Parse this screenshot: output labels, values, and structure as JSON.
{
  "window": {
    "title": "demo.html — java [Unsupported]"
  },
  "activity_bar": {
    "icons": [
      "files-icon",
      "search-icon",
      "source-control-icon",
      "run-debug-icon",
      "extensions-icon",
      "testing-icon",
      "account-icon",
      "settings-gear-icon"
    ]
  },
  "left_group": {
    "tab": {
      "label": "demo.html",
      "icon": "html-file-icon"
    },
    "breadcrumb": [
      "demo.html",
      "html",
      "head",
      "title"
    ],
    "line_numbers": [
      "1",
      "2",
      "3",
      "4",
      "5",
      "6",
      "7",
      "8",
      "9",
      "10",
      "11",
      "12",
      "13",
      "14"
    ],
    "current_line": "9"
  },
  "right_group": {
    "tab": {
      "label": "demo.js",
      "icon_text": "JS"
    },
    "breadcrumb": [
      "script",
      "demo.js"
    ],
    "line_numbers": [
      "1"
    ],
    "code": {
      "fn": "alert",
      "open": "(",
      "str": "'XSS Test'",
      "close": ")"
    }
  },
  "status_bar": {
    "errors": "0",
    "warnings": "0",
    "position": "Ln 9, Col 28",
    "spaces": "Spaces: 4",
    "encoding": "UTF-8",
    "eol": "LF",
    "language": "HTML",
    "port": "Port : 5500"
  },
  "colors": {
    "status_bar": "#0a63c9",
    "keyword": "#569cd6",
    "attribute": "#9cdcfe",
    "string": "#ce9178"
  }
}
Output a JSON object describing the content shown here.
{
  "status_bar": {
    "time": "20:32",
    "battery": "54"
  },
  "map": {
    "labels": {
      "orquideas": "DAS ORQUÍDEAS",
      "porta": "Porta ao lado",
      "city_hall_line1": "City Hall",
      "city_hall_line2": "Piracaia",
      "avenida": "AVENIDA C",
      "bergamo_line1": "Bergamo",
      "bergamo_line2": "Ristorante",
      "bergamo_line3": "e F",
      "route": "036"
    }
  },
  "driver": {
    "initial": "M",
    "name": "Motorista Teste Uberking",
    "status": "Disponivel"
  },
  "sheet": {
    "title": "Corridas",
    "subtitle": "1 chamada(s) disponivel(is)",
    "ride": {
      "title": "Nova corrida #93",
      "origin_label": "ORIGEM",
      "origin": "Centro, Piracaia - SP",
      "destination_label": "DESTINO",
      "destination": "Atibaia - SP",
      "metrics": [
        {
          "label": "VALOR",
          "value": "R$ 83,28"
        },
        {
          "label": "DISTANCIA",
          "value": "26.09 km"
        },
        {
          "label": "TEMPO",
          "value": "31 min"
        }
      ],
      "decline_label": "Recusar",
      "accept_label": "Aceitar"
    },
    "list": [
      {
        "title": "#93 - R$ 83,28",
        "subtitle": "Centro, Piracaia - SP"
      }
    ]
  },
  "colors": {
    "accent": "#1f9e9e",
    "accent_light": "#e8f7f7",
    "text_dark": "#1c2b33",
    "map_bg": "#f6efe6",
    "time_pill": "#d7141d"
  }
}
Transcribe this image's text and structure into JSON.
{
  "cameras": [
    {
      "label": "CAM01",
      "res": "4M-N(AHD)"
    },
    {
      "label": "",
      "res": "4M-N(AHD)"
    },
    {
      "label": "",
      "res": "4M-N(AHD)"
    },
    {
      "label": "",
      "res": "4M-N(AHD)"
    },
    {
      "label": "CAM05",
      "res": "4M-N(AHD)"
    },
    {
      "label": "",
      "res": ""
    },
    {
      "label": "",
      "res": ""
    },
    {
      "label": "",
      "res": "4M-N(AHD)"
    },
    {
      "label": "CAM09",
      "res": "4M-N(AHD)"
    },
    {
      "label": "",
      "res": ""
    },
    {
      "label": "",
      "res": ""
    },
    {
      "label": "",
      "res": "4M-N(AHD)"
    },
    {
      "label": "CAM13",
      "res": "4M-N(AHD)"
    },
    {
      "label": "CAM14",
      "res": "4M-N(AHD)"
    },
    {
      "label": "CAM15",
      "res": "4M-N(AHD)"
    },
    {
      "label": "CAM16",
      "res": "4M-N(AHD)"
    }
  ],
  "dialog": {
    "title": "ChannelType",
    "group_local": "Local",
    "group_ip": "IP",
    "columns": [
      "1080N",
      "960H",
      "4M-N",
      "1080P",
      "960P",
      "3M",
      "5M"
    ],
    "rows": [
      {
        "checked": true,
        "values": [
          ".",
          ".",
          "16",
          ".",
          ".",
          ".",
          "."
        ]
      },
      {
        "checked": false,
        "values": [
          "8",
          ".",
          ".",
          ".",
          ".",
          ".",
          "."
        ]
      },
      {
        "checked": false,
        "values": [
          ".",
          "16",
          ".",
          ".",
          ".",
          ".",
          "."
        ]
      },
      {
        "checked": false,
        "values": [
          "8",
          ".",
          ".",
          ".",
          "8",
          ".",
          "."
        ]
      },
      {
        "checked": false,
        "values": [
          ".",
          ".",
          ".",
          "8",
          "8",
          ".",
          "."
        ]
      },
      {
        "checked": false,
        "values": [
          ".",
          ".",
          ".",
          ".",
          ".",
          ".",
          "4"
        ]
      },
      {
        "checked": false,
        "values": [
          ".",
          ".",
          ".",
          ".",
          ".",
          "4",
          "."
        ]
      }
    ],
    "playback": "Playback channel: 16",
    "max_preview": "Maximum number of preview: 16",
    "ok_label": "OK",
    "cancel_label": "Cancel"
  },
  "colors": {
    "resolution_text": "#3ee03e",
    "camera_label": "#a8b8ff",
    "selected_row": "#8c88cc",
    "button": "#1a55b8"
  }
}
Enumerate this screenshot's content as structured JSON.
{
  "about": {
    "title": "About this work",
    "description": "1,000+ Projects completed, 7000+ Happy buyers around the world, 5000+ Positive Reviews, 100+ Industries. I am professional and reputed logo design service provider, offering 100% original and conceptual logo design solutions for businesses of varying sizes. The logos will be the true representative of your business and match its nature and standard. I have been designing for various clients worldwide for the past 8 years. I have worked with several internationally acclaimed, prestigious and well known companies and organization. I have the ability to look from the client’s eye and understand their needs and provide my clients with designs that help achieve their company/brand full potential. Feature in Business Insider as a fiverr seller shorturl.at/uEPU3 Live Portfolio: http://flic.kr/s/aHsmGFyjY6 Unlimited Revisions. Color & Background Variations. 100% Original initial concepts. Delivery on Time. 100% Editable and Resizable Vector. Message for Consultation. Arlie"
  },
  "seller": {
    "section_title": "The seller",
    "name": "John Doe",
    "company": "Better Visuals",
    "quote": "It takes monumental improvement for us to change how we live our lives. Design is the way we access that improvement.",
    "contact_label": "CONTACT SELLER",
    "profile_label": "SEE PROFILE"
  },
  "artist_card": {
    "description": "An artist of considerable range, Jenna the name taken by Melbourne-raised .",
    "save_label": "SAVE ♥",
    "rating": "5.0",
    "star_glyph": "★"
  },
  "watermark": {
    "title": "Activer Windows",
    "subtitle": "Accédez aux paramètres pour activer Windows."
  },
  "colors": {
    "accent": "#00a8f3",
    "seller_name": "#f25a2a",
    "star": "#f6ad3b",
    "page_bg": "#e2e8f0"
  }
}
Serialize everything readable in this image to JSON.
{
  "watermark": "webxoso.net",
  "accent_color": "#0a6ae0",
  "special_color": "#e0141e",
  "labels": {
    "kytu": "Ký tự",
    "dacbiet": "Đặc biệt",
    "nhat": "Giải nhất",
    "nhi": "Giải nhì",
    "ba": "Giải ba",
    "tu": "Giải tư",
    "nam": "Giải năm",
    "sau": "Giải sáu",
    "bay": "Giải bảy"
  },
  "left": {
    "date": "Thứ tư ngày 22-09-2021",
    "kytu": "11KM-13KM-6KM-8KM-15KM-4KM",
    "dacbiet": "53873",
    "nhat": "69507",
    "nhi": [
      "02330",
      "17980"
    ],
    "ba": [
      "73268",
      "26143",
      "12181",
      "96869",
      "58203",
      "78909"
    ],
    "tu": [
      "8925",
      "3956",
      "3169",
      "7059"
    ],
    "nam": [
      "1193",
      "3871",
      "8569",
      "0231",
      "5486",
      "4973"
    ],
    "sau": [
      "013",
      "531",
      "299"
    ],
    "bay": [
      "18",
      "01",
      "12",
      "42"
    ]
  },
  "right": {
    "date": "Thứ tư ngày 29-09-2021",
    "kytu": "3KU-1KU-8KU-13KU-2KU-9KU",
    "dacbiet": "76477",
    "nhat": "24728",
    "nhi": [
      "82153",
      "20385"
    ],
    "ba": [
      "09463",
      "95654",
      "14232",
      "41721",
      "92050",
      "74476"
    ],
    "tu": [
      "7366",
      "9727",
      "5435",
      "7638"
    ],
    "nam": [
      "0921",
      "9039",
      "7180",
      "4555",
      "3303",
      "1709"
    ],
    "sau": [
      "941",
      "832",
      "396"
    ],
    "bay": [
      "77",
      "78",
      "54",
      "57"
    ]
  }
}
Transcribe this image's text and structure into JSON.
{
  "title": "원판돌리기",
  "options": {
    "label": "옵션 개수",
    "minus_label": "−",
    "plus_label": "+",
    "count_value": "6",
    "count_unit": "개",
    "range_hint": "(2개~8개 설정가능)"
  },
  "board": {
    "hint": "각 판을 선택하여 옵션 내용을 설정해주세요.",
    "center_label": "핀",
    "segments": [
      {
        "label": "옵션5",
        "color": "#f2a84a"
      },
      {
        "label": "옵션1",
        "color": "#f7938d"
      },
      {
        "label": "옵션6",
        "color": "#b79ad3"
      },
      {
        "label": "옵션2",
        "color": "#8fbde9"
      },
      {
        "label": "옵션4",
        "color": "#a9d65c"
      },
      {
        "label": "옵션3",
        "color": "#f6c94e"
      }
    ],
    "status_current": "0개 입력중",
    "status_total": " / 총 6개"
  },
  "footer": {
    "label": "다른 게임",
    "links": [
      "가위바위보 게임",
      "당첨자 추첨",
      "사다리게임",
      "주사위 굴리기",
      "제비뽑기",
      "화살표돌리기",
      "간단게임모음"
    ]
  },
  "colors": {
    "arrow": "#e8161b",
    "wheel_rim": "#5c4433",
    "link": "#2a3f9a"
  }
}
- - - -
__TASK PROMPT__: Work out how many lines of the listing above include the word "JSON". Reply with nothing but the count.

__SOLUTION FOR THIS PROBLEM__: 6